Kadri was off being sacrificed to whatever line had Kreijci and Backes on it and producing nothing offensively most of the time. The Bozak line was a total non-factor, and Auston Matthews had half a game. He was the only Leafs centre to consistently produce a decent offensive pace, both in terms of on-ice and personal shooting. His lack of personal goals obscures that he was the totality of the Leafs offence most of the time along with Hyman, Nylander and Brown. But the shots against, particularly when Matthews was on the ice against the Bruins toughest opponents, Bergeron, Kreijci and Backes, spiralled so out of control, he couldn’t be used in any meaningful way as a 1C or even a 2C.

All Bruce Cassidy had to do was wait for Matthews to be pinned in defensively and he could pop one of his top two lines on the ice, and it became a siege.

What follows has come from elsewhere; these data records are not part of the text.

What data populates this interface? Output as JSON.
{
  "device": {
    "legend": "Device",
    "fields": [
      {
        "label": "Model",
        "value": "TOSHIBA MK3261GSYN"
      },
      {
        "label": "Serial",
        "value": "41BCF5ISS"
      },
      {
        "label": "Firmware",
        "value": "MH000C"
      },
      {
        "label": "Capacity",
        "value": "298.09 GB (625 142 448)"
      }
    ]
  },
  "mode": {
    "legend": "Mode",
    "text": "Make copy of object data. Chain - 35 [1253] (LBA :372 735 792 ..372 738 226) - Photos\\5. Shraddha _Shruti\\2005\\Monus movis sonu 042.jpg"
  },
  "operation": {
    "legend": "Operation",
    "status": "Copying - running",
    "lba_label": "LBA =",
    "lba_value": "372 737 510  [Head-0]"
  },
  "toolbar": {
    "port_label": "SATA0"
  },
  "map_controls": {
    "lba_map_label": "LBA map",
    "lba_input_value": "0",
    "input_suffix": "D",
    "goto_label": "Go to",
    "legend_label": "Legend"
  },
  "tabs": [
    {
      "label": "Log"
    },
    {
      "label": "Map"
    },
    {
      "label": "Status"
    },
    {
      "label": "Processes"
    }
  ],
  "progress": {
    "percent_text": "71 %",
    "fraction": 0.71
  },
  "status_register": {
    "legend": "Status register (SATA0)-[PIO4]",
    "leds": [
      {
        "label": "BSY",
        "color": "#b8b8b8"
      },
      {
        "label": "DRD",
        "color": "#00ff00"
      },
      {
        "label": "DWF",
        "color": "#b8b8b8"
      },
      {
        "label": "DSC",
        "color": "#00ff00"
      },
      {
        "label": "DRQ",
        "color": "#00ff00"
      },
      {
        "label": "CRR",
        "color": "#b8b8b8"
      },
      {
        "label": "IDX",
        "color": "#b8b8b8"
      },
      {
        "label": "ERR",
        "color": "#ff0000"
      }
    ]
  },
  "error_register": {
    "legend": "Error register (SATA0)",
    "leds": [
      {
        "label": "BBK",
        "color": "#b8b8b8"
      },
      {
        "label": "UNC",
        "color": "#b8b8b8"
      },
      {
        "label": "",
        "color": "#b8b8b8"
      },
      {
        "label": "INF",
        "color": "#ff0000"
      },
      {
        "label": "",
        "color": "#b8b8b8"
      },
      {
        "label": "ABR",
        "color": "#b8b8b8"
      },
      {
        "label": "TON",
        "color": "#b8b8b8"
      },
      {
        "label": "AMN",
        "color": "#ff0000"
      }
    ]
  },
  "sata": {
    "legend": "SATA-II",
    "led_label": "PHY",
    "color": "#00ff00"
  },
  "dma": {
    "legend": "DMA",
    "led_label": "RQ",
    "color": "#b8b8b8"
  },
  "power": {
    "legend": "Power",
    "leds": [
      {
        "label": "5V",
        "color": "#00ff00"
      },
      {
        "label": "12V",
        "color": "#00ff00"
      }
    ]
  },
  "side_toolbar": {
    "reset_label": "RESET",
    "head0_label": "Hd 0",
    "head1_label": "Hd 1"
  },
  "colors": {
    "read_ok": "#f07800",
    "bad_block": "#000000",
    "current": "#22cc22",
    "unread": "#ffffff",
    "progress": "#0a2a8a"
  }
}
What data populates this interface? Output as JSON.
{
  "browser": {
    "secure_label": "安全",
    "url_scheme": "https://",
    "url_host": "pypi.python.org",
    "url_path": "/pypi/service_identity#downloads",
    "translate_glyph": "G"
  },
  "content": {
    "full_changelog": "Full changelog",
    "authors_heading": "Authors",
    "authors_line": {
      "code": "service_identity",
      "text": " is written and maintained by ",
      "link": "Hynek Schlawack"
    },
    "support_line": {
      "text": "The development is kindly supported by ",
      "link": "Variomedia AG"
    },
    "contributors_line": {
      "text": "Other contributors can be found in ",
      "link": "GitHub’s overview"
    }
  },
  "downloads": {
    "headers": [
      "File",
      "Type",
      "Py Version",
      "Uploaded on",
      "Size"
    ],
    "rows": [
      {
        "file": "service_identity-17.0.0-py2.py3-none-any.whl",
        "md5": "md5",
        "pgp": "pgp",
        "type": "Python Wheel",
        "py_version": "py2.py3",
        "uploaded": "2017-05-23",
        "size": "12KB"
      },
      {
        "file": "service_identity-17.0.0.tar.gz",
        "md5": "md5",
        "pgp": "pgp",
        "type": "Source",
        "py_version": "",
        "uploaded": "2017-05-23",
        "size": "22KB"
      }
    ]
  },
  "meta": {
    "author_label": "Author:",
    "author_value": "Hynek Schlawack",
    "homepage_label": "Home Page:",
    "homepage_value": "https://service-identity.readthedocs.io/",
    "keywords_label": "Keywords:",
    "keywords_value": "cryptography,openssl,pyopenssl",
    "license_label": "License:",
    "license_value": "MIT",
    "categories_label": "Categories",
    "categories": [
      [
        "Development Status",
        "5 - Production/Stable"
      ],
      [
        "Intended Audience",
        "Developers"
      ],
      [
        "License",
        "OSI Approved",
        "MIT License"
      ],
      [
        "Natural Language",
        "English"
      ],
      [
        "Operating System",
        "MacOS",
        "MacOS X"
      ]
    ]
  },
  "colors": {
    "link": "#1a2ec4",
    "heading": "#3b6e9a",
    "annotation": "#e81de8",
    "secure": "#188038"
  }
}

There’s a lot of contributing factors to these outcomes. Morgan Rielly and Ron Hainsey played a lot against the Bergeron line and were totally ineffective. Jake Gardiner and Nikita Zaitsev played a classic second pairing role in terms of teammates and competition and were stellar overall, turning in the best results on the team, notwithstanding any individual mistakes made in various games.

The series might feel totally different if Auston Matthews hadn’t had an on-ice shooting percentage of under seven percent and a personal one under five. But nothing mitigates his gift of epic levels of offensive-zone time to the Bruins.

The usage and the matchups didn’t work. Matthews returned results more like what Bozak usually produces than a 1C. Kadri couldn’t outdo the fading utility player that is Plekanec, and the defence couldn’t really help anyone too much. The Leafs three offensive lines withered away to half of one, and that’s not going to win you any games. The fact that they won three of them is a testament to the sheer depth of scoring skill on the team.

Who to blame? Well, the Bruins for a start. They did everything right, barring some poor lineup decisions a couple of times, and they got a lot more out of their second line than they had all season. The lack of centre depth on the Leafs and some of the coaching decisions played into this.

But I can’t help but come away from this with the feeling that the Leafs needed a strong 2C to support the very young and inexperienced top line, and what they got was Tomas Plekanec doing the best he could, largely in the same way Ron Hainsey was doing the best he can. One of the most important aspects of succeeding with a team swamped with so many really young players in key roles is to have players in the 24-30 age range performing at their best. The Leafs didn’t get that from Kadri or from their departing UFAs.

I’m not worried at all that Auston Matthews is bad or isn’t a leader or can’t handle being the top player on the Leafs. He’ll continue to grow and improve, just like the rest of the Leafs youngest players. I’m concerned that the number two man in the position the Leafs are weakest at just laid a giant egg.